The Motion Picture Association of America finds itself in the middle of another heated debate about what’s acceptable in U.S. theaters. This time, the subject of controversy is the documentary Bully, which hits theaters Friday. These cinematic controversies, whether the result of legitimate debates about free speech and morality or of cynical ploys to drum up publicity, have been raging since moving pictures first came to theaters – even before the MPAA was created. Regardless of the success or failure of Bully, it will certainly not be the last such conflict to catch the media's eye.
Bully, which focuses on the issue of peer violence among America's youth, tells the stories of five kids who were the victims of bullying, showing actual footage of the children as they make their way through the treacherous world of high school. The disturbing and occasionally shocking film, punctuated with xxx-rated abusive language, is not mere child's play; two of the subjects committed suicide due to their mistreatment.
The “F-word”, uttered six times, prompted the MPAA to stamp the film with an “R” rating. Despite many protests from The Weinstein Company (which produced the film), film reviewers, and anti-bullying lobbying groups who view the film as a powerful educational tool, the MPAA has remained firm in its decision. In effect, this means that children under 17 (arguably the group the film is targeted to) cannot see it without an accompanying adult.

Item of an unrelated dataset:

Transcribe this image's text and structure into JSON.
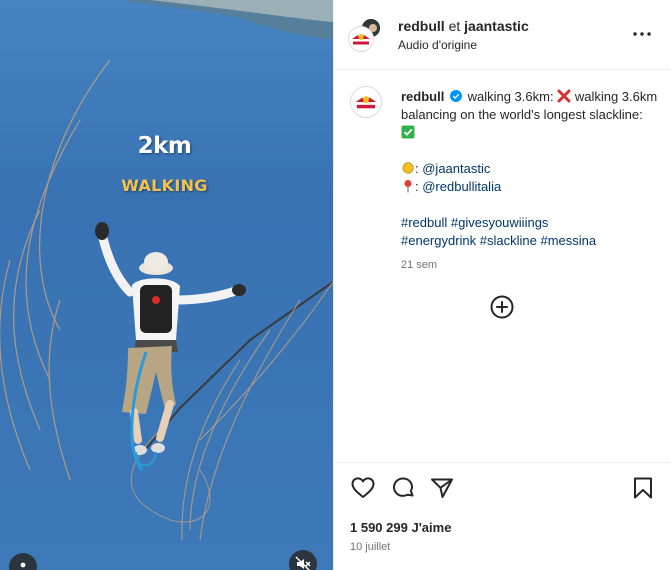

In contrast, the fictional blockbuster The Hunger Games, which opened last weekend and grossed $152.5 million, had no trouble receiving a PG-13 rating, despite multiple instances of child-on-child violence. In England, The Hunger Games has stirred a controversy over the ratings, but where the British have a history of banning disturbingly violent films, the bète noir of the MPAA has always been sex and obscenity.
Ratings controversies have been with Hollywood almost since the beginning. In the early days, when film was simply a new technology to marvel at and not an integral piece of pop culture, there were no restrictions. Much like the infancy of the Internet, there was a kind of “Wild West”, anything goes quality to the product. Modern filmgoers are often shocked at the frankness of what has come to be called "pre-code Hollywood."

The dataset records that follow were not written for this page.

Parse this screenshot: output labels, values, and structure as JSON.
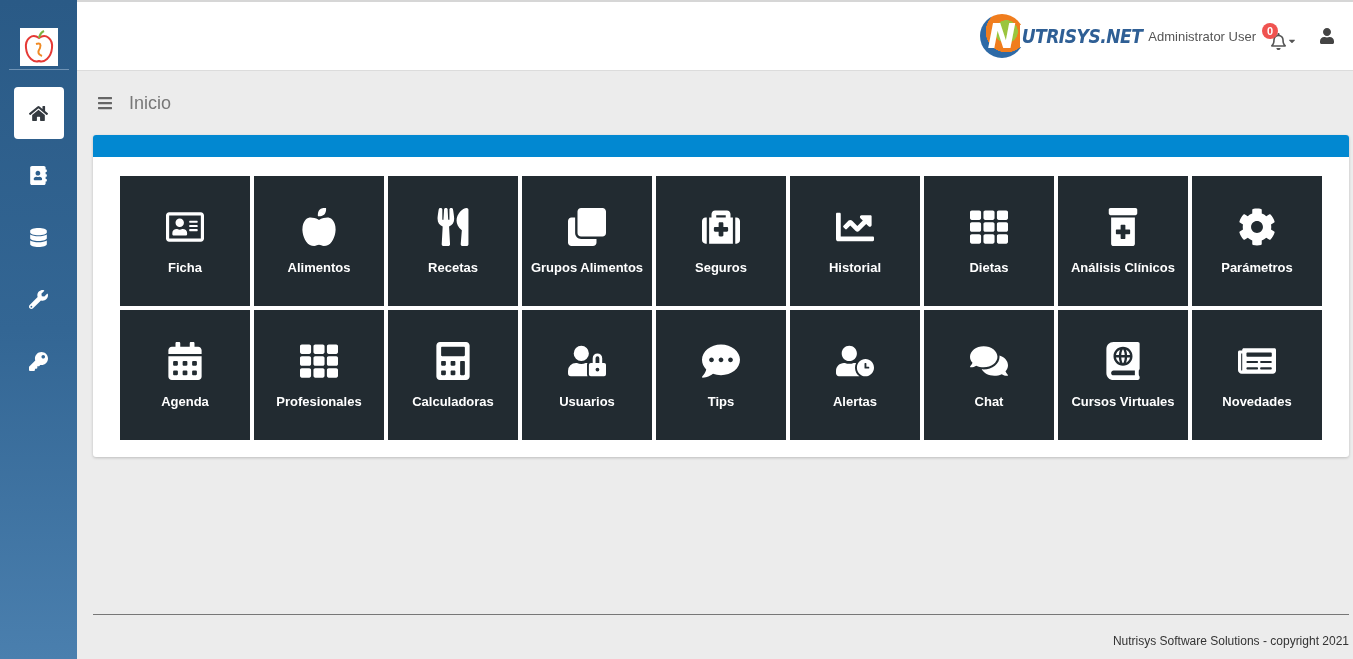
{
  "sidebar": {
    "items": [
      {
        "kind": "home",
        "selected": true
      },
      {
        "kind": "contacts",
        "selected": false
      },
      {
        "kind": "database",
        "selected": false
      },
      {
        "kind": "tools",
        "selected": false
      },
      {
        "kind": "keys",
        "selected": false
      }
    ]
  },
  "header": {
    "brand": {
      "initial": "N",
      "rest": "UTRISYS.NET"
    },
    "user": "Administrator User",
    "notifications": "0"
  },
  "breadcrumb": {
    "title": "Inicio"
  },
  "tiles": [
    {
      "kind": "card",
      "label": "Ficha"
    },
    {
      "kind": "apple",
      "label": "Alimentos"
    },
    {
      "kind": "utensils",
      "label": "Recetas"
    },
    {
      "kind": "clone",
      "label": "Grupos Alimentos"
    },
    {
      "kind": "medkit",
      "label": "Seguros"
    },
    {
      "kind": "chart",
      "label": "Historial"
    },
    {
      "kind": "grid",
      "label": "Dietas"
    },
    {
      "kind": "bottle",
      "label": "Análisis Clínicos"
    },
    {
      "kind": "gear",
      "label": "Parámetros"
    },
    {
      "kind": "calendar",
      "label": "Agenda"
    },
    {
      "kind": "grid",
      "label": "Profesionales"
    },
    {
      "kind": "calculator",
      "label": "Calculadoras"
    },
    {
      "kind": "userlock",
      "label": "Usuarios"
    },
    {
      "kind": "comment",
      "label": "Tips"
    },
    {
      "kind": "userclock",
      "label": "Alertas"
    },
    {
      "kind": "comments",
      "label": "Chat"
    },
    {
      "kind": "atlas",
      "label": "Cursos Virtuales"
    },
    {
      "kind": "news",
      "label": "Novedades"
    }
  ],
  "footer": {
    "text": "Nutrisys Software Solutions - copyright 2021"
  }
}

As the ‘20s roared on, a growing concern was building about this emerging phenomenon. Stories such as the Fatty Arbuckle scandal had the moral guardians of the world clucking, "Won't somebody think of the children!" It didn't take long for Hollywood to garner its reputation as a den of sleaze and depravity.
Fearing that the government would step in to censor the industry, the studios decided to do it themselves and hired a Presbyterian minister and former postmaster general, Will H. Hays, as the industry’s publicist. Hays started the organization that would eventually become the MPAA and created a list of guidelines that would stay largely unchanged from 1930 ‘til 1968.

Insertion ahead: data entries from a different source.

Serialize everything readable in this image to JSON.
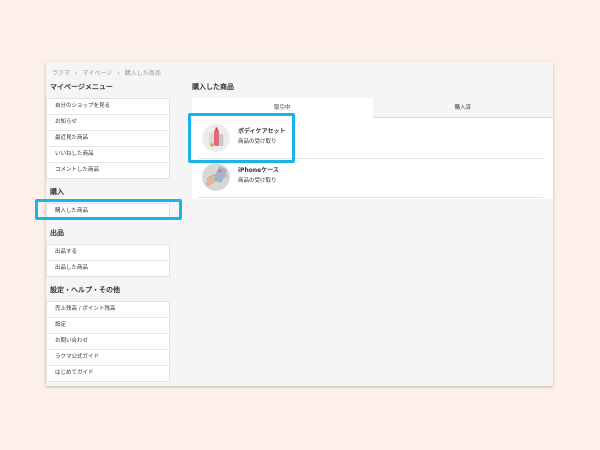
{
  "breadcrumb": [
    "ラクマ",
    "マイページ",
    "購入した商品"
  ],
  "sidebar": {
    "title": "マイページメニュー",
    "group1": [
      "自分のショップを見る",
      "お知らせ",
      "最近見た商品",
      "いいねした商品",
      "コメントした商品"
    ],
    "purchase_heading": "購入",
    "purchase_items": [
      "購入した商品"
    ],
    "sell_heading": "出品",
    "sell_items": [
      "出品する",
      "出品した商品"
    ],
    "settings_heading": "設定・ヘルプ・その他",
    "settings_items": [
      "売上残高 / ポイント残高",
      "設定",
      "お問い合わせ",
      "ラクマ公式ガイド",
      "はじめてガイド"
    ]
  },
  "main": {
    "title": "購入した商品",
    "tabs": [
      "取引中",
      "購入済"
    ],
    "items": [
      {
        "name": "ボディケアセット",
        "status": "商品の受け取り",
        "icon": "body-care-set-thumbnail"
      },
      {
        "name": "iPhoneケース",
        "status": "商品の受け取り",
        "icon": "iphone-case-thumbnail"
      }
    ]
  },
  "colors": {
    "page_bg": "#fdf0e8",
    "highlight": "#1bb4ea",
    "window_bg": "#f5f5f5"
  }
}
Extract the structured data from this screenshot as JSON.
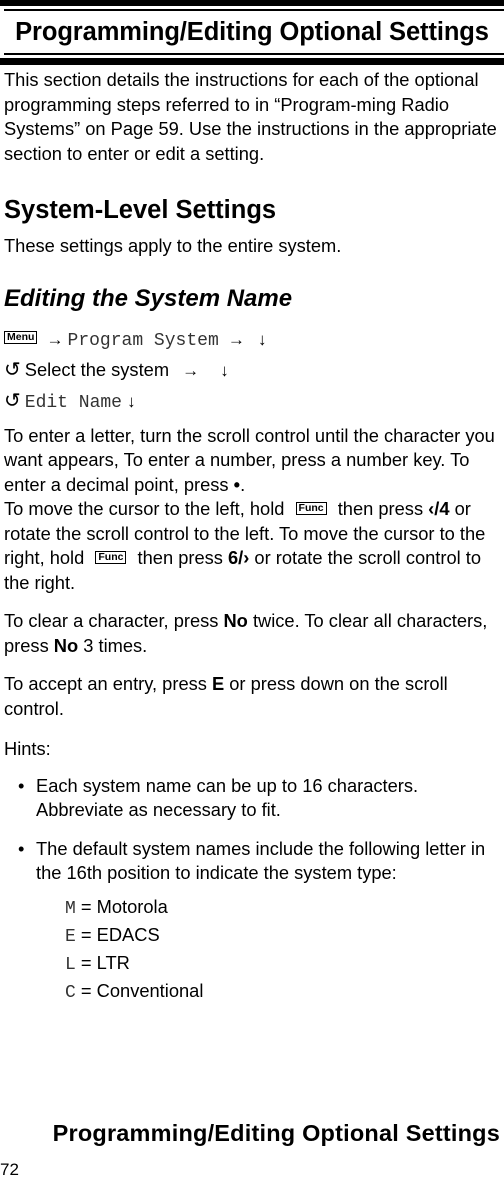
{
  "header": {
    "title": "Programming/Editing Optional Settings"
  },
  "intro": "This section details the instructions for each of the optional programming steps referred to in “Program-ming Radio Systems” on Page 59. Use the instructions in the appropriate section to enter or edit a setting.",
  "section": {
    "title": "System-Level Settings",
    "description": "These settings apply to the entire system."
  },
  "subsection": {
    "title": "Editing the System Name"
  },
  "steps": {
    "menu_key": "Menu",
    "program_system": "Program System",
    "select_system": "Select the system",
    "edit_name": "Edit Name",
    "arrow_right": "→",
    "arrow_down": "↓",
    "rotate": "↺"
  },
  "instructions": {
    "p1_a": "To enter a letter, turn the scroll control until the character you want appears, To enter a number, press a number key. To enter a decimal point, press ",
    "decimal_key": "•",
    "p1_b": ".",
    "p1_c": "To move the cursor to the left, hold ",
    "func_key": "Func",
    "p1_d": " then press ",
    "left_key": "‹/4",
    "p1_e": " or rotate the scroll control to the left. To move the cursor to the right, hold ",
    "p1_f": " then press ",
    "right_key": "6/›",
    "p1_g": " or rotate the scroll control to the right."
  },
  "clear": {
    "a": "To clear a character, press ",
    "no_key": "No",
    "b": " twice. To clear all characters, press ",
    "c": " 3 times."
  },
  "accept": {
    "a": "To accept an entry, press ",
    "e_key": "E",
    "b": " or press down on the scroll control."
  },
  "hints": {
    "label": "Hints:",
    "bullet": "•",
    "items": [
      "Each system name can be up to 16 characters. Abbreviate as necessary to fit.",
      "The default system names include the following letter in the 16th position to indicate the system type:"
    ],
    "types": [
      {
        "code": "M",
        "name": "= Motorola"
      },
      {
        "code": "E",
        "name": "= EDACS"
      },
      {
        "code": "L",
        "name": "= LTR"
      },
      {
        "code": "C",
        "name": "= Conventional"
      }
    ]
  },
  "footer": {
    "title": "Programming/Editing Optional Settings",
    "page_number": "72"
  }
}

But by the ‘60s many things had changed. Television was raising the question (still being asked), "Why go to the movies when I can watch it at home?" Post-war European cinema, devoid of American prudery, was coming to the States in force. Films such as Billy Wilder's 1959 cross-dressing classic Some Like It Hot were released without a rating and still became giant hits. It was time for a change.
Thus, the ratings board as we know it today was created, along with its letter rating system (G, PG, R, etc). Former Democratic Sen. Chris Dodd currently heads the MPAA, but for most of its existence, the group was under the arm of Jack Valenti, a controversial figure who insisted that all of the ratings board members be parents and that their identities be kept a secret. Valenti was often accused of being absurdly prudish toward depictions of sexuality (particularly of the non-traditional variety) while turning a blind eye to increasingly graphic representations of violence.
As Bully shows, the peculiarities of the MPAA’s system continue to confound filmmakers, and sometimes audiences. The Weinsteins have a long history of making not just lemonade but champagne out of MPAA lemons. Rather than accept the MPAA's “R,” they have opted to release the film without a rating. The irony, of course, is the ensuing controversy has made the film a cause célèbre, generating far more publicity for the little documentary than it would have had otherwise.
In fact, rather than being a hindrance, the controversy over an MPAA rating, can often lead to greater exposure for a small film, which in turn usually leads to greater profits as well. The accompanying slideshow lists some of the most noteworthy scandals the MPAA has been involved in, as well as the films that caused the scandals and the money they made from the whole affair.